**Task inputs**:
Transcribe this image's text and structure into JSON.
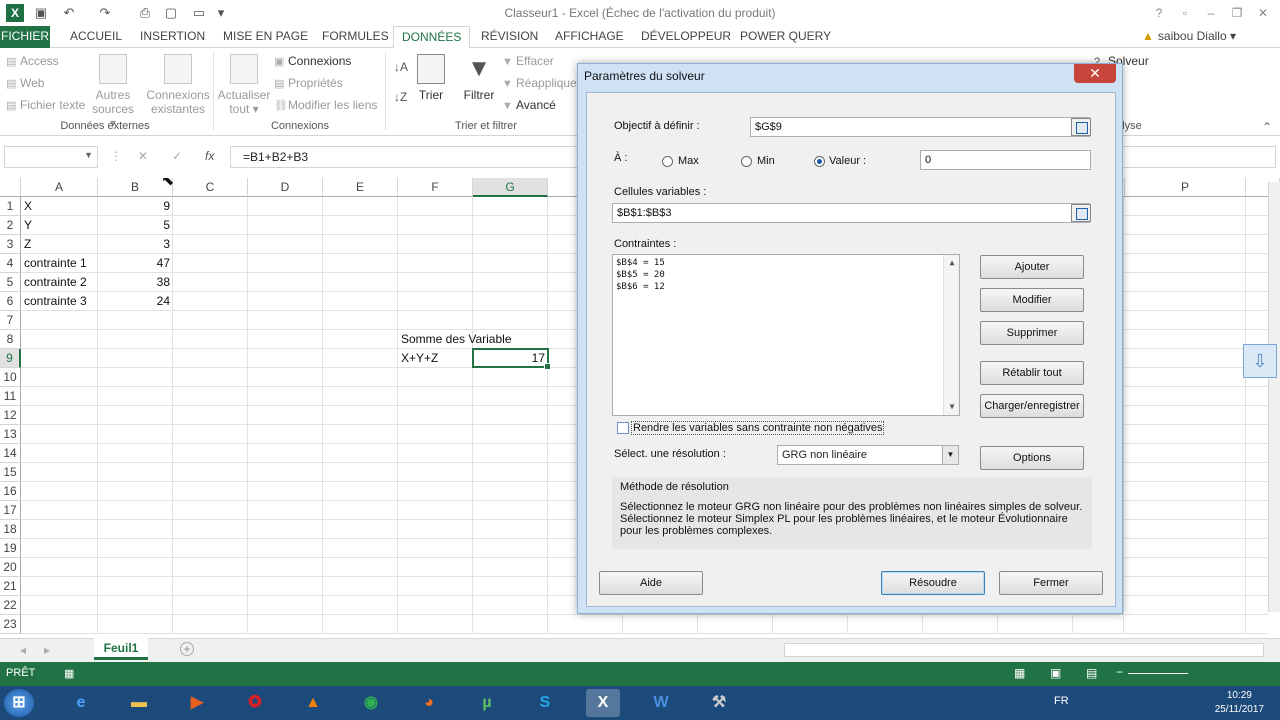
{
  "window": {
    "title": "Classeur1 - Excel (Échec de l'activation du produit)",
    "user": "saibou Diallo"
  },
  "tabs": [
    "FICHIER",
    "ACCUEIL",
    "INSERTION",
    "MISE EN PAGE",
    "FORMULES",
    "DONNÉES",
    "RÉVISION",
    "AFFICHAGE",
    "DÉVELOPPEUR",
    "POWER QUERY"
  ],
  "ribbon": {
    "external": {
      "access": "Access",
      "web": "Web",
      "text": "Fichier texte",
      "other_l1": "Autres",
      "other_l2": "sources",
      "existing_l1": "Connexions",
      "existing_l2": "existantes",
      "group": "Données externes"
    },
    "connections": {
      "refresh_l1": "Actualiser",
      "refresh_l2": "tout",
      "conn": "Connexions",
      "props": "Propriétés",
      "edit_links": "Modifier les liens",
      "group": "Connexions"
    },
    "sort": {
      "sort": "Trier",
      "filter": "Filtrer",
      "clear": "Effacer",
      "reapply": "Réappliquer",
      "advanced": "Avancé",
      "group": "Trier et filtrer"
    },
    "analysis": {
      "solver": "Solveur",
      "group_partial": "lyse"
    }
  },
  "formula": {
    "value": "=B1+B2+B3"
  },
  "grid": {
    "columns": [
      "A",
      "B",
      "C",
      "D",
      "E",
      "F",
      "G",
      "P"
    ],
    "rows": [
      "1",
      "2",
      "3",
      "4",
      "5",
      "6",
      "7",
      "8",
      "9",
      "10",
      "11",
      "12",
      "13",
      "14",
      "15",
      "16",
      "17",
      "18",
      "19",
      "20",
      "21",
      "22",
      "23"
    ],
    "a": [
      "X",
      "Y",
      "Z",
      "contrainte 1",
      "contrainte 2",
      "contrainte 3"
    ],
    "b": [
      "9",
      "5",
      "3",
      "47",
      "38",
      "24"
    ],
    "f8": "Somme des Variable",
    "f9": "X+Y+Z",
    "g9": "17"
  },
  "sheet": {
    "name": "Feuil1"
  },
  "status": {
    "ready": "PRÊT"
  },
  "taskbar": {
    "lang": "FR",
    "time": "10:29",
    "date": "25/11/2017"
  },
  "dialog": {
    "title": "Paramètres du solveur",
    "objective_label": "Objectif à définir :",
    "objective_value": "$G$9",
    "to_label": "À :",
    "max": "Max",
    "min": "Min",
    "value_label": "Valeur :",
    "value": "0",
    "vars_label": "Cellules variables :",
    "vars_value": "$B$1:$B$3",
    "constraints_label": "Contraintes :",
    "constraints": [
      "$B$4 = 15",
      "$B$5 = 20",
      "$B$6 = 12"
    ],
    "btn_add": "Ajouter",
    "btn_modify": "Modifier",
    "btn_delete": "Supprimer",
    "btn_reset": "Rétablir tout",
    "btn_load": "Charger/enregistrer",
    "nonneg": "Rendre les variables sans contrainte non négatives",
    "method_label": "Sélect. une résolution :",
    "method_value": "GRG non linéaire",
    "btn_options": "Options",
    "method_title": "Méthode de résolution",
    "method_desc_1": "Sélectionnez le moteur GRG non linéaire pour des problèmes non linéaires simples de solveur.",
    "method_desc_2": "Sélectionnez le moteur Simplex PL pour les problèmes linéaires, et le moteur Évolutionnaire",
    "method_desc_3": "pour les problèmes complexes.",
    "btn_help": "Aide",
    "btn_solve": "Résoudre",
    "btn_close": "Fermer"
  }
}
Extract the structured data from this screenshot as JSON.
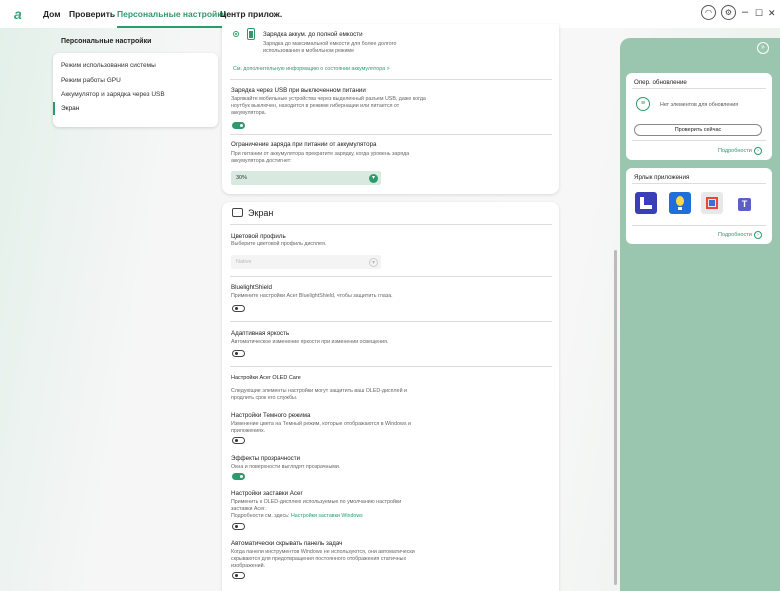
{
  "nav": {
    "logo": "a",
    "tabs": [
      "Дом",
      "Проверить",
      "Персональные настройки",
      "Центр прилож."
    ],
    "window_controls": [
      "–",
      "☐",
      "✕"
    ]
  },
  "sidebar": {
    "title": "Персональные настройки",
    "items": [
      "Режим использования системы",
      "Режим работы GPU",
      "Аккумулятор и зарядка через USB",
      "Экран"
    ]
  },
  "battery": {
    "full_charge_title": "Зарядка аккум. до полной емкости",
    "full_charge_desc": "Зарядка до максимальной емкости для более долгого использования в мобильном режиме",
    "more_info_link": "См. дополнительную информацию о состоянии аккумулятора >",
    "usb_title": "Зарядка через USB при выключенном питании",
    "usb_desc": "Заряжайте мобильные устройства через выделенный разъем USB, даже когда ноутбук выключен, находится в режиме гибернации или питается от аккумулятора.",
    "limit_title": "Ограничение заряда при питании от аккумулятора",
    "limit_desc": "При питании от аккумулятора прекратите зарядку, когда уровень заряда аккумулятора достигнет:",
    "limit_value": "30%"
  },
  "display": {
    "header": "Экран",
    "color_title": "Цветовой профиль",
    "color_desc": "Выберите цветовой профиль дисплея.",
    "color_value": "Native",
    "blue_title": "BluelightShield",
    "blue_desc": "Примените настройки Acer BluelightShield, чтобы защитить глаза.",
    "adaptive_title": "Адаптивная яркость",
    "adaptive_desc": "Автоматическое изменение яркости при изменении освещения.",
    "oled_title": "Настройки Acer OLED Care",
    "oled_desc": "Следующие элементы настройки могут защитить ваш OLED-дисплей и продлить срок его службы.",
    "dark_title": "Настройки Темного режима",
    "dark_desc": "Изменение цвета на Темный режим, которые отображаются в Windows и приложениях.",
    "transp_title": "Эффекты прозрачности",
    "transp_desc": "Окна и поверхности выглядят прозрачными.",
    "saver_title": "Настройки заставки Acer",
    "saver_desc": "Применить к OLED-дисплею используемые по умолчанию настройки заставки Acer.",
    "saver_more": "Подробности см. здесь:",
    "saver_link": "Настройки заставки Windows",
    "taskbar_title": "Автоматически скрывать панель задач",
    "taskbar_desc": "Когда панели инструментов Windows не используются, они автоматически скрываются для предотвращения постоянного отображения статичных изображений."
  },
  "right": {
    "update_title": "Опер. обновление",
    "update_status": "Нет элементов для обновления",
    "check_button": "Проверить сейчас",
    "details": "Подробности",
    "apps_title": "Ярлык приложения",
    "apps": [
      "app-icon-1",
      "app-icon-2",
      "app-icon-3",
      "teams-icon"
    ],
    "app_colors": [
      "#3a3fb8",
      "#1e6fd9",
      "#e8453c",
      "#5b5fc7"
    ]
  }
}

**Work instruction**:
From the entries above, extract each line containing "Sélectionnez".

**Response to this exercise**:
    "method_desc_1": "Sélectionnez le moteur GRG non linéaire pour des problèmes non linéaires simples de solveur.",
    "method_desc_2": "Sélectionnez le moteur Simplex PL pour les problèmes linéaires, et le moteur Évolutionnaire",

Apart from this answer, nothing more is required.